In the US, 1.5 million people suffer from a heart attack each year of which one third is killed by it. Scientists of the Lund University in Sweden have now discovered a way to reduce the risk of a heart attack through a vaccination. The researchers have developed a therapy which leads to the production of antibodies attacking the accumulation of fat deposits in the arteries. Such therapies are often the result of comprehensive research collaborations on an international level, and also rely on the recommendation by the antibody supplier, which provides the appropriate kits for long-term clinical studies. The promising research results are hoped to lead to an introduction of the antibody therapy within the next five years.

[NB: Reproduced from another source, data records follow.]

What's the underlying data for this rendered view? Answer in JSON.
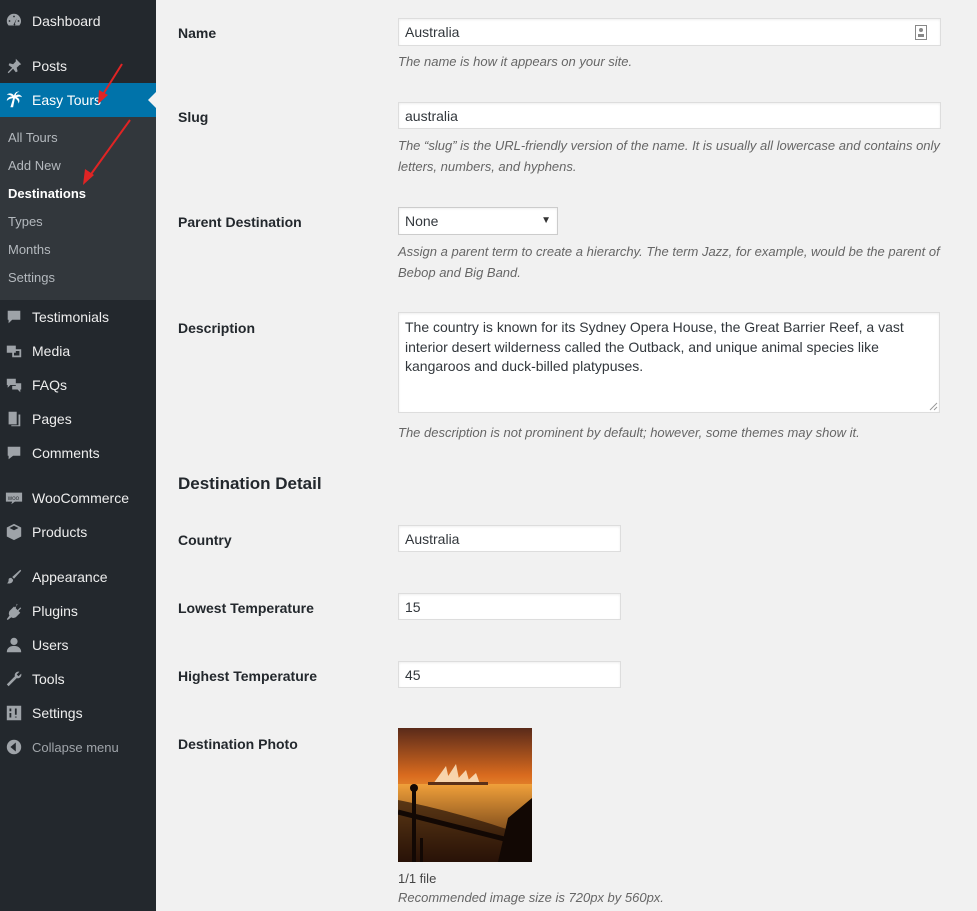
{
  "sidebar": {
    "items": [
      {
        "label": "Dashboard",
        "icon": "dashboard-icon"
      },
      {
        "label": "Posts",
        "icon": "pin-icon"
      },
      {
        "label": "Easy Tours",
        "icon": "palm-tree-icon"
      },
      {
        "label": "Testimonials",
        "icon": "comment-icon"
      },
      {
        "label": "Media",
        "icon": "media-icon"
      },
      {
        "label": "FAQs",
        "icon": "faq-icon"
      },
      {
        "label": "Pages",
        "icon": "pages-icon"
      },
      {
        "label": "Comments",
        "icon": "comments-icon"
      },
      {
        "label": "WooCommerce",
        "icon": "woocommerce-icon"
      },
      {
        "label": "Products",
        "icon": "box-icon"
      },
      {
        "label": "Appearance",
        "icon": "brush-icon"
      },
      {
        "label": "Plugins",
        "icon": "plug-icon"
      },
      {
        "label": "Users",
        "icon": "user-icon"
      },
      {
        "label": "Tools",
        "icon": "wrench-icon"
      },
      {
        "label": "Settings",
        "icon": "settings-icon"
      }
    ],
    "submenu": [
      "All Tours",
      "Add New",
      "Destinations",
      "Types",
      "Months",
      "Settings"
    ],
    "collapse_label": "Collapse menu"
  },
  "form": {
    "name_label": "Name",
    "name_value": "Australia",
    "name_desc": "The name is how it appears on your site.",
    "slug_label": "Slug",
    "slug_value": "australia",
    "slug_desc_1": "The “slug” is the URL-friendly version of the name. It is usually all lowercase and contains only",
    "slug_desc_2": "letters, numbers, and hyphens.",
    "parent_label": "Parent Destination",
    "parent_value": "None",
    "parent_desc_1": "Assign a parent term to create a hierarchy. The term Jazz, for example, would be the parent of",
    "parent_desc_2": "Bebop and Big Band.",
    "description_label": "Description",
    "description_value": "The country is known for its Sydney Opera House, the Great Barrier Reef, a vast interior desert wilderness called the Outback, and unique animal species like kangaroos and duck-billed platypuses.",
    "description_desc": "The description is not prominent by default; however, some themes may show it."
  },
  "detail": {
    "title": "Destination Detail",
    "country_label": "Country",
    "country_value": "Australia",
    "lowest_label": "Lowest Temperature",
    "lowest_value": "15",
    "highest_label": "Highest Temperature",
    "highest_value": "45",
    "photo_label": "Destination Photo",
    "file_count": "1/1 file",
    "photo_hint": "Recommended image size is 720px by 560px."
  },
  "colors": {
    "sidebar_bg": "#23282d",
    "submenu_bg": "#32373c",
    "accent": "#0073aa",
    "arrow": "#e02424"
  }
}
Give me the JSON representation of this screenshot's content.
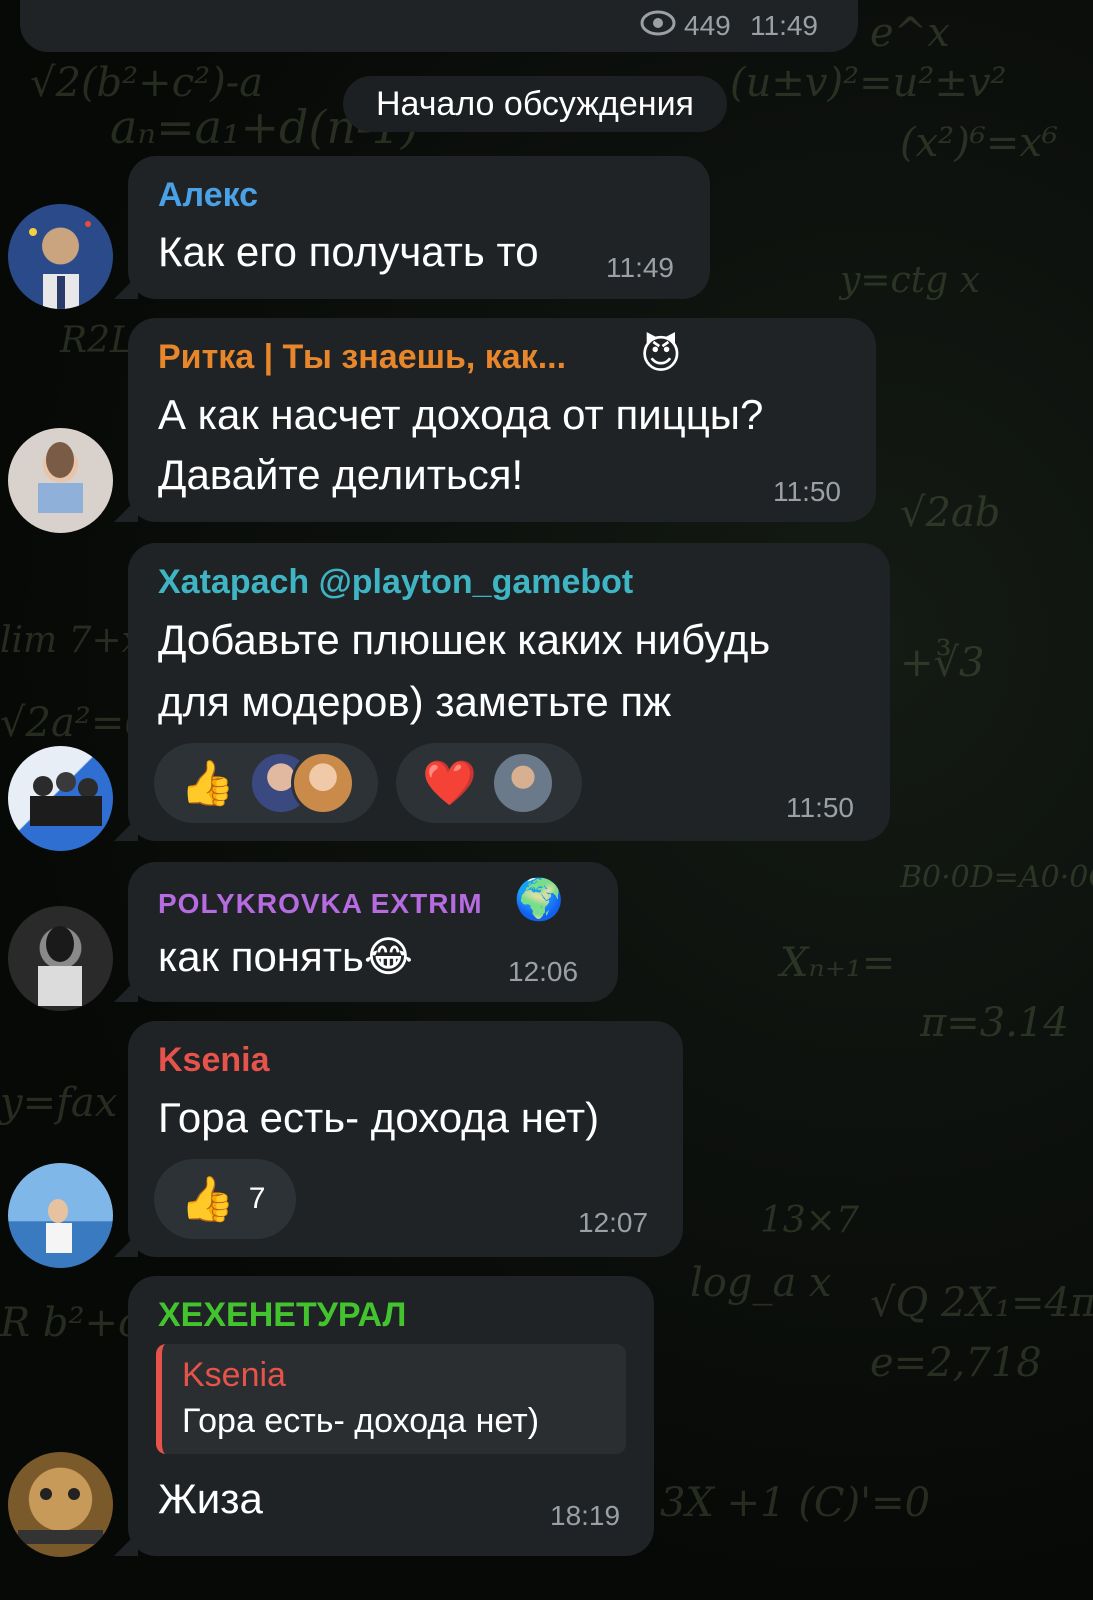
{
  "top_post": {
    "views": "449",
    "time": "11:49"
  },
  "divider": {
    "label": "Начало обсуждения"
  },
  "messages": [
    {
      "sender": "Алекс",
      "sender_color": "#4aa1e6",
      "text": "Как его получать то",
      "time": "11:49"
    },
    {
      "sender": "Ритка | Ты знаешь, как...",
      "sender_color": "#e8862c",
      "badge": "😈",
      "lines": [
        "А как насчет дохода от пиццы?",
        "Давайте делиться!"
      ],
      "time": "11:50"
    },
    {
      "sender": "Xatapach @playton_gamebot",
      "sender_color": "#3fb5c4",
      "lines": [
        "Добавьте плюшек каких нибудь",
        "для модеров) заметьте пж"
      ],
      "reactions": [
        {
          "emoji": "👍"
        },
        {
          "emoji": "❤️"
        }
      ],
      "time": "11:50"
    },
    {
      "sender": "POLYKROVKA EXTRIM",
      "sender_color": "#b66be0",
      "badge": "🌍",
      "text": "как понять😂",
      "time": "12:06"
    },
    {
      "sender": "Ksenia",
      "sender_color": "#e5534b",
      "text": "Гора есть- дохода нет)",
      "reactions": [
        {
          "emoji": "👍",
          "count": "7"
        }
      ],
      "time": "12:07"
    },
    {
      "sender": "ХЕХЕНЕТУРАЛ",
      "sender_color": "#43c42f",
      "reply": {
        "sender": "Ksenia",
        "text": "Гора есть- дохода нет)"
      },
      "text": "Жиза",
      "time": "18:19"
    }
  ],
  "colors": {
    "bubble": "#1f2326",
    "background": "#0b0f0c",
    "reply_accent": "#e5534b"
  }
}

A vaccine against cervical cancer
The vaccination Cervarix was approved in various European countries and the US between 2007 and 2009. It has been a great success as it immunizes the body against certain types of the Human Papillomavirus which were proved to be the cause of genital warts and cervical cancer by the German researcher Harald zur Hausen. Since its approval, many young girls and boys have got the three necessary injections and have thereby reduced their risk to fall ill to cervical, vaginal, penile, vulvae and anal cancer.

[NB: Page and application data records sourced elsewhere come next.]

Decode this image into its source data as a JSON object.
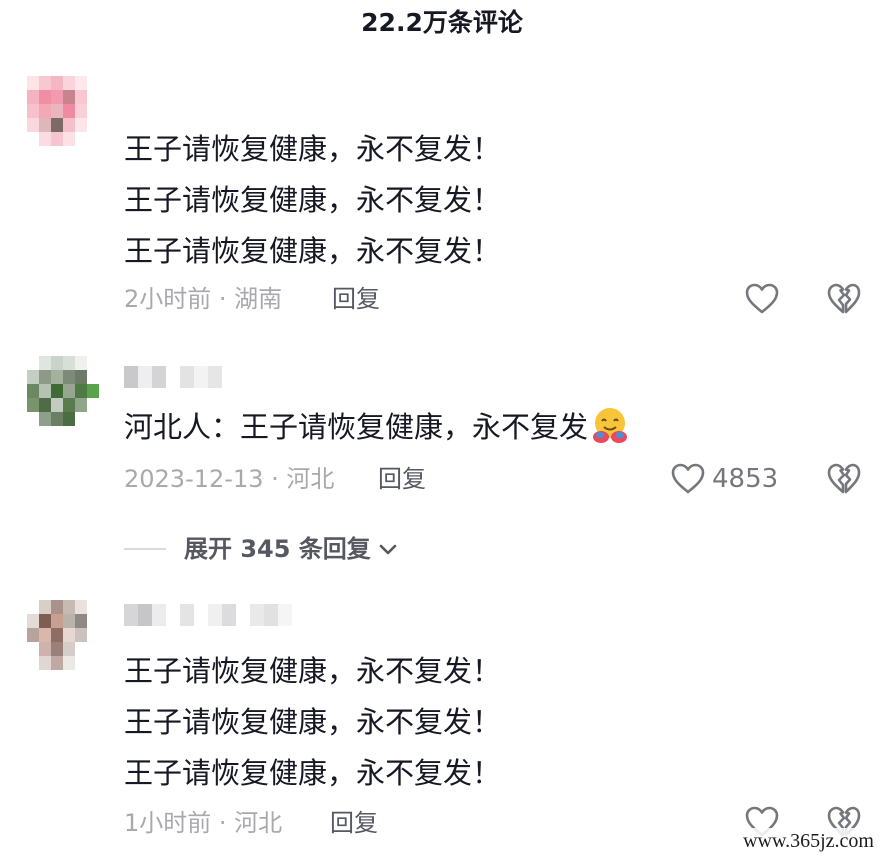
{
  "header": {
    "title": "22.2万条评论"
  },
  "comments": [
    {
      "lines": [
        "王子请恢复健康，永不复发！",
        " 王子请恢复健康，永不复发！",
        " 王子请恢复健康，永不复发！"
      ],
      "meta": "2小时前 · 湖南",
      "reply_label": "回复",
      "like_count": ""
    },
    {
      "lines": [
        "河北人：王子请恢复健康，永不复发"
      ],
      "emoji": "hugging-face-emoji",
      "meta": "2023-12-13 · 河北",
      "reply_label": "回复",
      "like_count": "4853"
    },
    {
      "lines": [
        "王子请恢复健康，永不复发！",
        " 王子请恢复健康，永不复发！",
        " 王子请恢复健康，永不复发！"
      ],
      "meta": "1小时前 · 河北",
      "reply_label": "回复",
      "like_count": ""
    }
  ],
  "expand_replies": {
    "label": "展开 345 条回复"
  },
  "watermark": "www.365jz.com",
  "icons": {
    "like": "heart-outline-icon",
    "dislike": "broken-heart-icon",
    "chevron": "chevron-down-icon"
  },
  "colors": {
    "text": "#161823",
    "meta": "#a8a9ad",
    "action": "#555761"
  }
}
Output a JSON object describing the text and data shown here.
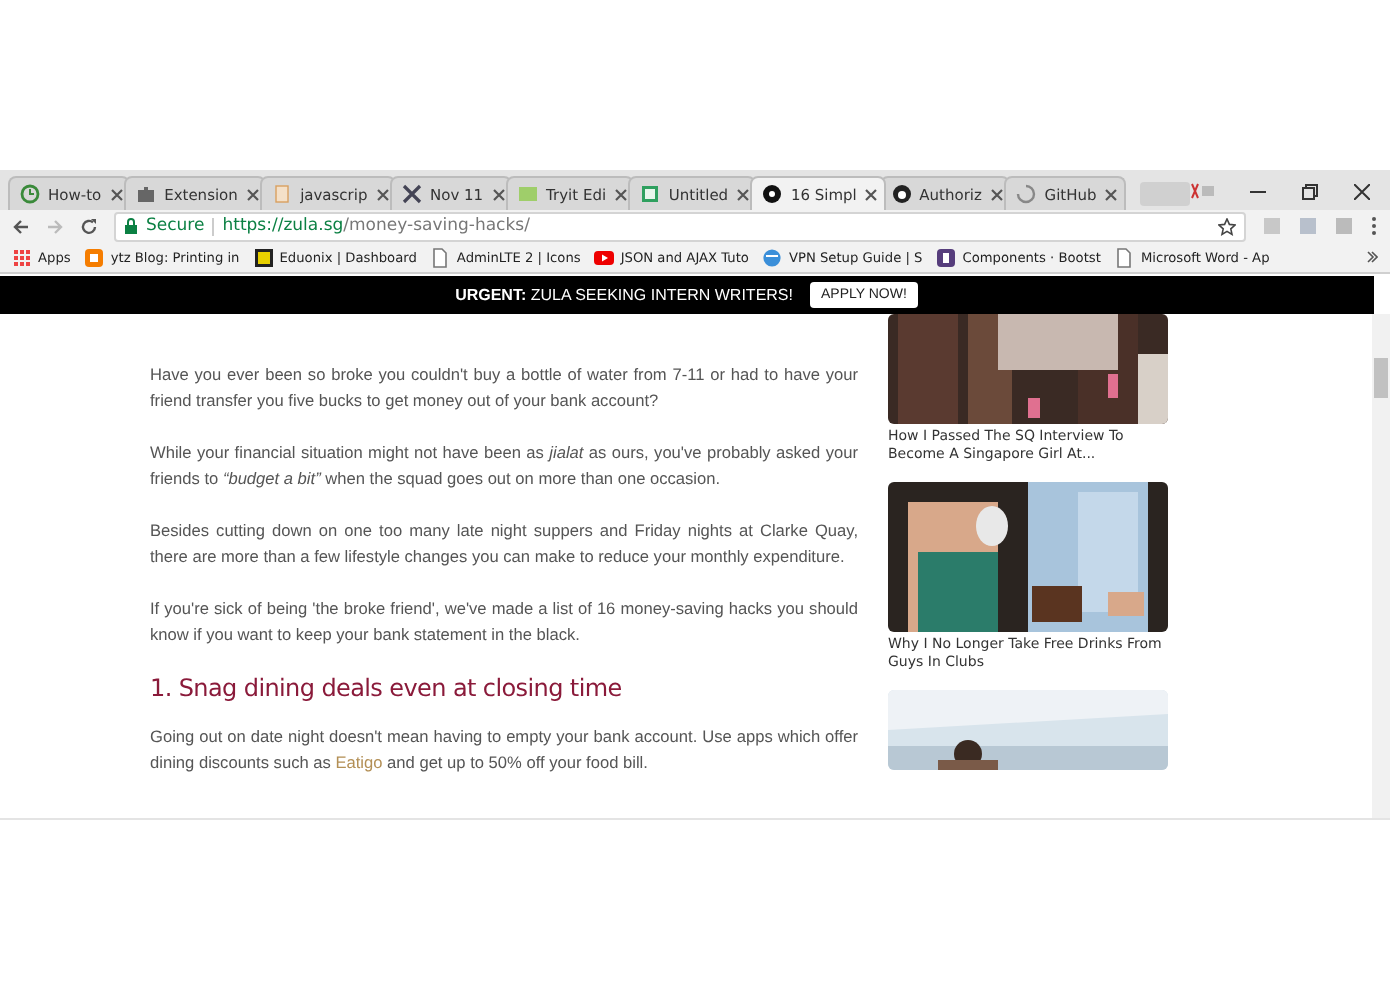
{
  "tabs": [
    {
      "label": "How-to",
      "selected": false
    },
    {
      "label": "Extension",
      "selected": false
    },
    {
      "label": "javascrip",
      "selected": false
    },
    {
      "label": "Nov 11",
      "selected": false
    },
    {
      "label": "Tryit Edi",
      "selected": false
    },
    {
      "label": "Untitled",
      "selected": false
    },
    {
      "label": "16 Simpl",
      "selected": true
    },
    {
      "label": "Authoriz",
      "selected": false
    },
    {
      "label": "GitHub",
      "selected": false
    }
  ],
  "address": {
    "secure_label": "Secure",
    "url_host": "https://zula.sg",
    "url_path": "/money-saving-hacks/"
  },
  "bookmarks": [
    "Apps",
    "ytz Blog: Printing in",
    "Eduonix | Dashboard",
    "AdminLTE 2 | Icons",
    "JSON and AJAX Tuto",
    "VPN Setup Guide | S",
    "Components · Bootst",
    "Microsoft Word - Ap"
  ],
  "banner": {
    "strong": "URGENT:",
    "text": "ZULA SEEKING INTERN WRITERS!",
    "button": "APPLY NOW!"
  },
  "article": {
    "blocks": [
      {
        "kind": "paragraph",
        "text": "Have you ever been so broke you couldn't buy a bottle of water from 7-11 or had to have your friend transfer you five bucks to get money out of your bank account?"
      },
      {
        "kind": "paragraph",
        "text": "While your financial situation might not have been as *jialat* as ours, you've probably asked your friends to *“budget a bit”* when the squad goes out on more than one occasion."
      },
      {
        "kind": "paragraph",
        "text": "Besides cutting down on one too many late night suppers and Friday nights at Clarke Quay, there are more than a few lifestyle changes you can make to reduce your monthly expenditure."
      },
      {
        "kind": "paragraph",
        "text": "If you're sick of being 'the broke friend', we've made a list of 16 money-saving hacks you should know if you want to keep your bank statement in the black."
      },
      {
        "kind": "heading",
        "text": "1. Snag dining deals even at closing time"
      },
      {
        "kind": "paragraph",
        "text": "Going out on date night doesn't mean having to empty your bank account. Use apps which offer dining discounts such as ",
        "link": "Eatigo",
        "after": " and get up to 50% off your food bill."
      }
    ]
  },
  "sidebar": [
    {
      "kind": "picture",
      "title": "How I Passed The SQ Interview To Become A Singapore Girl At..."
    },
    {
      "kind": "picture",
      "title": "Why I No Longer Take Free Drinks From Guys In Clubs"
    },
    {
      "kind": "picture"
    }
  ]
}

New results in the prevention of cervical cancer
In order to optimize the vaccine, scientists continue studying its effects in relation to the virus. It has been found out recently that even people who do not get the shot may profit from it through the phenomenon of herd immunity. It is related to the fact that vaccinated people do not transmit the virus to their potentially unvaccinated sexual partners and thereby help reduce the circulation of the virus. Hence, the virus may disappear or get extinct over time. This fact, however, should not prevent young people from getting vaccinated themselves. After all, one does not always know if a sexual partner is immunized or not.
On top of that, it has to be noted that there are still some oncogenic types of the Human Papillomavirus which are not covered by the current vaccines. It therefore remains the challenge of the scientists to develop serums to cover a broader range of HPV virus.
Former US President George W. Bush showed his compassionate side by spending Fourth of July at an orphanage in Lusaka, Zambia.
George Bush, 66, and his wife Laura visited the Kasisi Children’s Home in Lusaka, one of the largest orphanages in the country.
Pictures released during George Bush’s one-week stay in Africa show him tenderly hugging a young boy and holding a baby while his wife looks on.
George Bush can be seen interacting with the children at the center which is home to 230 orphans – 60 of whom live with HIV.
George Bush during his mission to renovate a women's cancer screening center in Zambia
The former president appeared to be a hit with the children, who lined up to shake his hand and listened intently as he read to them.
His visit was part of a mission to raise awareness of a cervical cancer detection and treatment program he has set up in Zambia, which has the second highest number of cervical cancer cases in the world.
Many Zambian women infected with the disease are also living with HIV and have weakened immune systems, according to the Catholic Online.
“The saddest thing of all is to know a lady’s life has been saved from AIDS but died from cervical cancer,” George W. Bush told the website.
“And so starting in Zambia, the Bush Center, along with our partners, are going to put on a cervical cancer crusade to save lives.”
George Bush described his trip as “a labor of love” which was born out of a commitment to save lives.
Also on Independence Day, the former first family visited University Teaching Hospital where they opened the Center of Excellence for Women’s Cancer Control, which aims to reduce deaths from women’s cancers in the African region by raising the standards of care through education, training and research.
During his remarks at the hospital, George Bush said: “On our country’s birthday, it is important to remember the blessings of freedom and the blessings of being an American and to give back.”